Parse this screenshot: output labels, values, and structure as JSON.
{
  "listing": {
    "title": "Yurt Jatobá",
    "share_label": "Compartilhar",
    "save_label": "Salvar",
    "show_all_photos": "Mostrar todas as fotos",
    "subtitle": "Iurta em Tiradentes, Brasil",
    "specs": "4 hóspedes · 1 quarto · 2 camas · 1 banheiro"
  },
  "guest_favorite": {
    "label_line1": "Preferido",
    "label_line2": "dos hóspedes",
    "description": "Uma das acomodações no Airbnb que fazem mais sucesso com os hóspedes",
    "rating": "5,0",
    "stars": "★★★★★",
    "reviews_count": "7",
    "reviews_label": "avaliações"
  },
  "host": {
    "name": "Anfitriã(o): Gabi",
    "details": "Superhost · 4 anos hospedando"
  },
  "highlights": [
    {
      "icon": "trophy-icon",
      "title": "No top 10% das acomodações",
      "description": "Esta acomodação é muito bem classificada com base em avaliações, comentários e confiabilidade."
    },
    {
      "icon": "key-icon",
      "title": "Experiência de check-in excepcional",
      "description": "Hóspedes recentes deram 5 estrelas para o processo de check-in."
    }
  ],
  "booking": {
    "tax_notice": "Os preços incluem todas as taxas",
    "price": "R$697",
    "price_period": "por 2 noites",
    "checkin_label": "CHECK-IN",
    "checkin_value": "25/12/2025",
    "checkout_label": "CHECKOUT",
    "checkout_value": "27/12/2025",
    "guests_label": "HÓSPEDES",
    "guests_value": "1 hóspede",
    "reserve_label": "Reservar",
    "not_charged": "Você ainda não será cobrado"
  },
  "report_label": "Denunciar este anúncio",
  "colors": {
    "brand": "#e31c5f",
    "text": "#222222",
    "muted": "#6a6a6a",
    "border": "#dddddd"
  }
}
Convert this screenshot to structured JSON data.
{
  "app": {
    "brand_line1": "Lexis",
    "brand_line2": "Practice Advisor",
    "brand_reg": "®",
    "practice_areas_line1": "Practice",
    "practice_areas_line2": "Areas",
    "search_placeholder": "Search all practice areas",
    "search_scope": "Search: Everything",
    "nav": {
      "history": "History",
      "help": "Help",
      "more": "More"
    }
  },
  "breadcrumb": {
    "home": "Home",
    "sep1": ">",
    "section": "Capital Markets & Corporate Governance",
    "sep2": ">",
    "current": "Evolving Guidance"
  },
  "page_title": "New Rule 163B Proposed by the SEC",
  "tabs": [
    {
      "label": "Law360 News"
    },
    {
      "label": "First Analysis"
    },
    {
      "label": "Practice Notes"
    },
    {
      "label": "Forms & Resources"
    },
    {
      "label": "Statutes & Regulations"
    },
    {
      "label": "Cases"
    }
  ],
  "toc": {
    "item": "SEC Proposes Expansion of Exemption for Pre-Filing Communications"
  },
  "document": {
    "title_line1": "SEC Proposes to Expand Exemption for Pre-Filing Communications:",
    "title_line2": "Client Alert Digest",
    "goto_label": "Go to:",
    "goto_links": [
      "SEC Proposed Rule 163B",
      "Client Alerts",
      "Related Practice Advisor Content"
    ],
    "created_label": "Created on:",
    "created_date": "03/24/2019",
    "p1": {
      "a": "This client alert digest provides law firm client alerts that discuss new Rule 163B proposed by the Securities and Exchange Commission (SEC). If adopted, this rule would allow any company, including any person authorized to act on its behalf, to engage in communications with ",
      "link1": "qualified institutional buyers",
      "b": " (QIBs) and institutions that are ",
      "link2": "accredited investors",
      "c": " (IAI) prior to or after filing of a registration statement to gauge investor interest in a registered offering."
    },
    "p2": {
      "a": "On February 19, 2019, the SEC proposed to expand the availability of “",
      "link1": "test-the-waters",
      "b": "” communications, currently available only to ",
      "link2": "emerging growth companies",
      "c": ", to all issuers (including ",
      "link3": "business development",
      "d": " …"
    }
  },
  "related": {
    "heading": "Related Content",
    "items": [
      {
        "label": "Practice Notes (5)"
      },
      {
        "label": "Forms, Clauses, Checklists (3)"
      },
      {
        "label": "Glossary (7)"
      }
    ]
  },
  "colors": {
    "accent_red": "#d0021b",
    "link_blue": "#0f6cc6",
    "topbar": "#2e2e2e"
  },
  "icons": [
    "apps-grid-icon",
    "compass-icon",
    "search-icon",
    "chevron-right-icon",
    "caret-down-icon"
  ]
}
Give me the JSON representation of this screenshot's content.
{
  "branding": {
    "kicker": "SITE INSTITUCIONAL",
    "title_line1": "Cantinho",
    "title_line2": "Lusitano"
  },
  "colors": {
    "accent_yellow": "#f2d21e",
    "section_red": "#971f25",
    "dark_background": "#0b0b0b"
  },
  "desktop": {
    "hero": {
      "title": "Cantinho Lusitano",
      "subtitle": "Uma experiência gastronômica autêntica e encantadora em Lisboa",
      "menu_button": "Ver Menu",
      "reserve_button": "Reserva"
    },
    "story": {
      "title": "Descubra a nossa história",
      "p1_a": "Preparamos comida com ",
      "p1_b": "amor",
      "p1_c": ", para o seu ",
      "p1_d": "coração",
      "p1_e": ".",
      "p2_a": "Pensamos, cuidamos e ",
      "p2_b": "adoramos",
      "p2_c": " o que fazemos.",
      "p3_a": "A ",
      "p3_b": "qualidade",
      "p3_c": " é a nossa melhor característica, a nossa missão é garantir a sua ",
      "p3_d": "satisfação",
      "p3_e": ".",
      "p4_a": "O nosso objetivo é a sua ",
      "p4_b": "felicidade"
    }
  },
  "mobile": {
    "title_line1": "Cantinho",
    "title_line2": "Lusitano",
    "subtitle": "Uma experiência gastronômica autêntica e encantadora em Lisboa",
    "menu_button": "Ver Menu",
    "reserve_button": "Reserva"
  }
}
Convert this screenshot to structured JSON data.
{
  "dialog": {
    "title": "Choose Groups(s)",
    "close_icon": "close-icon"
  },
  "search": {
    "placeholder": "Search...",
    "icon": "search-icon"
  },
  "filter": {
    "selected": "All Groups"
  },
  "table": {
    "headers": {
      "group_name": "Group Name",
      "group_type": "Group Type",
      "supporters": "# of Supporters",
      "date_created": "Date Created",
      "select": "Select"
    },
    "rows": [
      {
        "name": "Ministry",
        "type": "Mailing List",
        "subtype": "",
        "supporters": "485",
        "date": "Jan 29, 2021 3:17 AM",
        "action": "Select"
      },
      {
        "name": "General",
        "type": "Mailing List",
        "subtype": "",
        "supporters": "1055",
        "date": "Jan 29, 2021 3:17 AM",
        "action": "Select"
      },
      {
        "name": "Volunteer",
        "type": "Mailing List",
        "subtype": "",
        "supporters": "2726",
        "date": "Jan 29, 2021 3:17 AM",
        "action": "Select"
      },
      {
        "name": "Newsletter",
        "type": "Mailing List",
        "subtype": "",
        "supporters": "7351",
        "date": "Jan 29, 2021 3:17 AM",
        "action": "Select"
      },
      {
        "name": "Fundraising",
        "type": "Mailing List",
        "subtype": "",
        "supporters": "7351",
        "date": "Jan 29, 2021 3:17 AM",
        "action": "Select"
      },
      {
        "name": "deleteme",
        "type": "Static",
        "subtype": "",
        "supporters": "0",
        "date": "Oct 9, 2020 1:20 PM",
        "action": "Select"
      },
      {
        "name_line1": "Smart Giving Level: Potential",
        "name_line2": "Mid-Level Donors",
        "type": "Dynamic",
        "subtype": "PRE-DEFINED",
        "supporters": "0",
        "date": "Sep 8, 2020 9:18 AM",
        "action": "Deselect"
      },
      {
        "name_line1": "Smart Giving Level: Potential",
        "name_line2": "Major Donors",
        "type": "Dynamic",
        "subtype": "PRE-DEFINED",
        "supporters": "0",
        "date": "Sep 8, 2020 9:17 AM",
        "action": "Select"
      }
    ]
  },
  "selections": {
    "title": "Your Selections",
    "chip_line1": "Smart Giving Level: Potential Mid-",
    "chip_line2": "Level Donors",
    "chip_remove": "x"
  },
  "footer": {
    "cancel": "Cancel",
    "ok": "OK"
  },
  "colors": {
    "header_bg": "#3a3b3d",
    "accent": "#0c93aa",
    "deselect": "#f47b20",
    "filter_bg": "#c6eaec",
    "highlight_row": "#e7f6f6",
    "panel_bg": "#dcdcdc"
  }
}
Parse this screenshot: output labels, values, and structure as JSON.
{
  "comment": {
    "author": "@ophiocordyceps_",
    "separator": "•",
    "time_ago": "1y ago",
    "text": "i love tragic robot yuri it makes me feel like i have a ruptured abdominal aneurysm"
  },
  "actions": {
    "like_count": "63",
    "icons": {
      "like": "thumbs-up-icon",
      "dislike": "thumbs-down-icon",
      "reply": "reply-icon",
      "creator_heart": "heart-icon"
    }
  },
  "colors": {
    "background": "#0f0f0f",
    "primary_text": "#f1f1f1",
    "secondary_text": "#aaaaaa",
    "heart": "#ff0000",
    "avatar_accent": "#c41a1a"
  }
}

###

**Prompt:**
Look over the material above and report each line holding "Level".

**Reply:**
        "name_line1": "Smart Giving Level: Potential",
        "name_line2": "Mid-Level Donors",
        "name_line1": "Smart Giving Level: Potential",
    "chip_line1": "Smart Giving Level: Potential Mid-",
    "chip_line2": "Level Donors",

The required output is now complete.